-- Opening Marker --
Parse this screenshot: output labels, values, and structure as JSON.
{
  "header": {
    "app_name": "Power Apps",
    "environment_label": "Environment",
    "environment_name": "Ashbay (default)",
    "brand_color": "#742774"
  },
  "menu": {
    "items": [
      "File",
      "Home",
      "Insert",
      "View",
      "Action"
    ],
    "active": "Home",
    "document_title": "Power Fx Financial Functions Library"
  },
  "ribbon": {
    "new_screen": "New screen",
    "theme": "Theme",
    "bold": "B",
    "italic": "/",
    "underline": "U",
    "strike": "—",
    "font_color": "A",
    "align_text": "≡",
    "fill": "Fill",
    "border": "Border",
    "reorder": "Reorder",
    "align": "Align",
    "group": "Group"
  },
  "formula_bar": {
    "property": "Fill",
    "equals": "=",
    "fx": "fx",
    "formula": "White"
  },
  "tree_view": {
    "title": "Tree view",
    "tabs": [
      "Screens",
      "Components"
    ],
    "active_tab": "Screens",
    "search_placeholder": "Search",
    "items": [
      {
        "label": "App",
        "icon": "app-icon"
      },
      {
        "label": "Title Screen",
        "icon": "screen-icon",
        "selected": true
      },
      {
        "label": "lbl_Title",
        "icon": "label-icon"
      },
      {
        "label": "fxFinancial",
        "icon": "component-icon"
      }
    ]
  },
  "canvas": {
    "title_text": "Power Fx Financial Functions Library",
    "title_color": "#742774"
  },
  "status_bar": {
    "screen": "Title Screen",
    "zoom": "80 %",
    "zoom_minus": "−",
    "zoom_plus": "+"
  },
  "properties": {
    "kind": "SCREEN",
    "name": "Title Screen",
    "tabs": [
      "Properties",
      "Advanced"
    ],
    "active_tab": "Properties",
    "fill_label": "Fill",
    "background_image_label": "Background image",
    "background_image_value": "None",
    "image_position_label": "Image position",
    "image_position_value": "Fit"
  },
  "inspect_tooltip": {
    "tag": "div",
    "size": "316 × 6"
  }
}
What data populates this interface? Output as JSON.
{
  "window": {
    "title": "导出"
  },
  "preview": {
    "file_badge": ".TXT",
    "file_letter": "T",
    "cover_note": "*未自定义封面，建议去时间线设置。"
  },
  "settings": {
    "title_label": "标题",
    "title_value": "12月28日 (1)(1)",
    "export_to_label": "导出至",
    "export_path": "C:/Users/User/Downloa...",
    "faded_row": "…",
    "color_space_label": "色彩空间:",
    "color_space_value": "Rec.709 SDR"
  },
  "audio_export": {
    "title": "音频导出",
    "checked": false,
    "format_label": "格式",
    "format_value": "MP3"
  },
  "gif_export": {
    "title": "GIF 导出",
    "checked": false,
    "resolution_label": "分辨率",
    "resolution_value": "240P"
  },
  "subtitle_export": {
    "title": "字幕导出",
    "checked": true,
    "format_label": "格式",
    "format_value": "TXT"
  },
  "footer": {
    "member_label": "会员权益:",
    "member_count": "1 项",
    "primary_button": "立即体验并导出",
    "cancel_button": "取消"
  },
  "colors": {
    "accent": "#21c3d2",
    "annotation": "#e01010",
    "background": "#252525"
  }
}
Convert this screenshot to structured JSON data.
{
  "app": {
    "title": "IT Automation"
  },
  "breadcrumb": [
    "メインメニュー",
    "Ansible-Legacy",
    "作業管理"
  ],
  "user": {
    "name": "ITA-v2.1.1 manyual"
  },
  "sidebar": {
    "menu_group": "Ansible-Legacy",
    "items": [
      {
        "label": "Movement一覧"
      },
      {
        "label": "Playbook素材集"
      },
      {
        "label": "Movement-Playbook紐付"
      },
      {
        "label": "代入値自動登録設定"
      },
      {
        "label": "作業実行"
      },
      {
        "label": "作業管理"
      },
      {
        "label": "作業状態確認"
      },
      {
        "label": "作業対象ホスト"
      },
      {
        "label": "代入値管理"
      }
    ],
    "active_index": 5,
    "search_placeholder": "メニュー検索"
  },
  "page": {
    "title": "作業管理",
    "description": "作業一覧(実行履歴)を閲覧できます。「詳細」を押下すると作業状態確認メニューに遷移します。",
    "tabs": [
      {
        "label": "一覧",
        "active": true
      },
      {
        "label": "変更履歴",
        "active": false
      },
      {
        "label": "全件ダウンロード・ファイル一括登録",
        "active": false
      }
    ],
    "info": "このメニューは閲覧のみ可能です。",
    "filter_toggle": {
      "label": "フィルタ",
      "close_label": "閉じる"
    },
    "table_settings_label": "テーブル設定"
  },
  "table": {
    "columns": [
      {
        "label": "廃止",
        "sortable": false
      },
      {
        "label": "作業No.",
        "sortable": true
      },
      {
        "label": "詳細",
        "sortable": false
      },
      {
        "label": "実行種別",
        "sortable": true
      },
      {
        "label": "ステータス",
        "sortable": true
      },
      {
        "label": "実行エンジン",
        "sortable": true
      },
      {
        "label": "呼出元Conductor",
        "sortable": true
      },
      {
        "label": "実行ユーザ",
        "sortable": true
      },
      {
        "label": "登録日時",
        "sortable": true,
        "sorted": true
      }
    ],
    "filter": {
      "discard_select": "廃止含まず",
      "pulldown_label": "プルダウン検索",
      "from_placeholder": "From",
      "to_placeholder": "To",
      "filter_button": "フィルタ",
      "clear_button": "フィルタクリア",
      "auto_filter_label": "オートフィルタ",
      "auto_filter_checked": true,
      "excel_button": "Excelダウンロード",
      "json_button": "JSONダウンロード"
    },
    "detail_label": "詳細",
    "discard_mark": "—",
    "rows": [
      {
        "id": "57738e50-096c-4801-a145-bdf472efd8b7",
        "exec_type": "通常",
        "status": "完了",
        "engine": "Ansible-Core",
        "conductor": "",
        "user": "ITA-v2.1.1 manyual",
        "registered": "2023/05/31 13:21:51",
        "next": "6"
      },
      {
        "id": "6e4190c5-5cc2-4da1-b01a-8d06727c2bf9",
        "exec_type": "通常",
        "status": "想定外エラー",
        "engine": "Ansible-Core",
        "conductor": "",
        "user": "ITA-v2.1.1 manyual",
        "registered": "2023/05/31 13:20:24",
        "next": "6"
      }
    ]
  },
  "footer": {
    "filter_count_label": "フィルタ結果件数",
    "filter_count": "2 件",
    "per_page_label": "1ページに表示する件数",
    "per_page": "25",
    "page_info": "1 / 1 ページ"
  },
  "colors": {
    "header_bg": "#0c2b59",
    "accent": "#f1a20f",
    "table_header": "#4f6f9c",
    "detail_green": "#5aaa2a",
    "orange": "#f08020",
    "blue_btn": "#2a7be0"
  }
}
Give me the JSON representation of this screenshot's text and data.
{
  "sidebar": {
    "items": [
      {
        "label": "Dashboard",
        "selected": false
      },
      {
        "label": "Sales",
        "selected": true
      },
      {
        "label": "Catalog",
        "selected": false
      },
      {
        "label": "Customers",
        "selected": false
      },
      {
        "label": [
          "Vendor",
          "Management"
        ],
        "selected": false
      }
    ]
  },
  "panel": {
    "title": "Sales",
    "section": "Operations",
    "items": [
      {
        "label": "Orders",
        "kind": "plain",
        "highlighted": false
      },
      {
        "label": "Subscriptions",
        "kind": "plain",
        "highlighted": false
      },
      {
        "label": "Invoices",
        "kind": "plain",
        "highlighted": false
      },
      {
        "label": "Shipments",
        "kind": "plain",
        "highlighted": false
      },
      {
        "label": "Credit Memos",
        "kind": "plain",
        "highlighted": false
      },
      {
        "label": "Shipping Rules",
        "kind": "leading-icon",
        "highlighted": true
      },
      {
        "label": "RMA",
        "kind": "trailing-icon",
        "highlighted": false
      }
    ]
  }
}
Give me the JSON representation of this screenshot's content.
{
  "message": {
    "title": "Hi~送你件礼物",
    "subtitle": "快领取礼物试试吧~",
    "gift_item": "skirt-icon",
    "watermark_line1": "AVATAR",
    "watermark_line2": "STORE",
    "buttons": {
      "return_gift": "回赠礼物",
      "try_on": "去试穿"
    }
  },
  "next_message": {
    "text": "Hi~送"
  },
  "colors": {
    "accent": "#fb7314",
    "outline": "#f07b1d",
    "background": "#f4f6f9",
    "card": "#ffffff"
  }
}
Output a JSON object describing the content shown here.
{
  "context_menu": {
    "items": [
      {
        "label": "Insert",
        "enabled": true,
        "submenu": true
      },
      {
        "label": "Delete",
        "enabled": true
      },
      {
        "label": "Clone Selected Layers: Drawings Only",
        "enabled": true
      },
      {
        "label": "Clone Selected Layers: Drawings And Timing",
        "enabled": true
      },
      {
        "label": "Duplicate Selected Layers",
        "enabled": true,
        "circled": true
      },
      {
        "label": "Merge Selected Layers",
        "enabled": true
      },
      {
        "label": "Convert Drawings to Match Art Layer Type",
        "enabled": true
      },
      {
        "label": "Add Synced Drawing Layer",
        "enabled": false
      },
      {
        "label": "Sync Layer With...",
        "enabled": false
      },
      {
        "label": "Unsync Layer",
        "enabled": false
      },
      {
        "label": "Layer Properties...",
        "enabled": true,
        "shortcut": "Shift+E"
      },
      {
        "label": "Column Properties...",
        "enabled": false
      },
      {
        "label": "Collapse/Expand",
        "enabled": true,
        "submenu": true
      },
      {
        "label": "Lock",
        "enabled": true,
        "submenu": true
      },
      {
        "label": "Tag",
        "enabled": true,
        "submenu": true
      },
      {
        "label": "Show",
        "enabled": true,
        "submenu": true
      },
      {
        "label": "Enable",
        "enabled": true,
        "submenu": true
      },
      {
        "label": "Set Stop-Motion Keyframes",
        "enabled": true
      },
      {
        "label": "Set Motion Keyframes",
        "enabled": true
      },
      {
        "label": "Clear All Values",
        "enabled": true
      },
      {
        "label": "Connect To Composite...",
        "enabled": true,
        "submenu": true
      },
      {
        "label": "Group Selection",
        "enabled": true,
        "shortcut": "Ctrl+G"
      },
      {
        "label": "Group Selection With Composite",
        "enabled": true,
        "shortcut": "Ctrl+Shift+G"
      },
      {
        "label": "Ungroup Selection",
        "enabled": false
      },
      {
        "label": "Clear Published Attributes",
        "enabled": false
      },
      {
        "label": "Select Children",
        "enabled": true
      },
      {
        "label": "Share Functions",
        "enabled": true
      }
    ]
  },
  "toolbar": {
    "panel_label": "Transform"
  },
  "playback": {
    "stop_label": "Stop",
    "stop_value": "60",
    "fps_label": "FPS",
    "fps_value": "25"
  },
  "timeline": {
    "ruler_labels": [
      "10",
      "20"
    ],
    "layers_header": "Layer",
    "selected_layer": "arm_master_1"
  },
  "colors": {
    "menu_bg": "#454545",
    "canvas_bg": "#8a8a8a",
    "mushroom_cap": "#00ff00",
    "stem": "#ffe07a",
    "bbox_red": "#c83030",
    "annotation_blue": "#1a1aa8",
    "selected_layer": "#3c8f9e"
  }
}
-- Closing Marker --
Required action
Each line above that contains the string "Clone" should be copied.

Output below
        "label": "Clone Selected Layers: Drawings Only",
        "label": "Clone Selected Layers: Drawings And Timing",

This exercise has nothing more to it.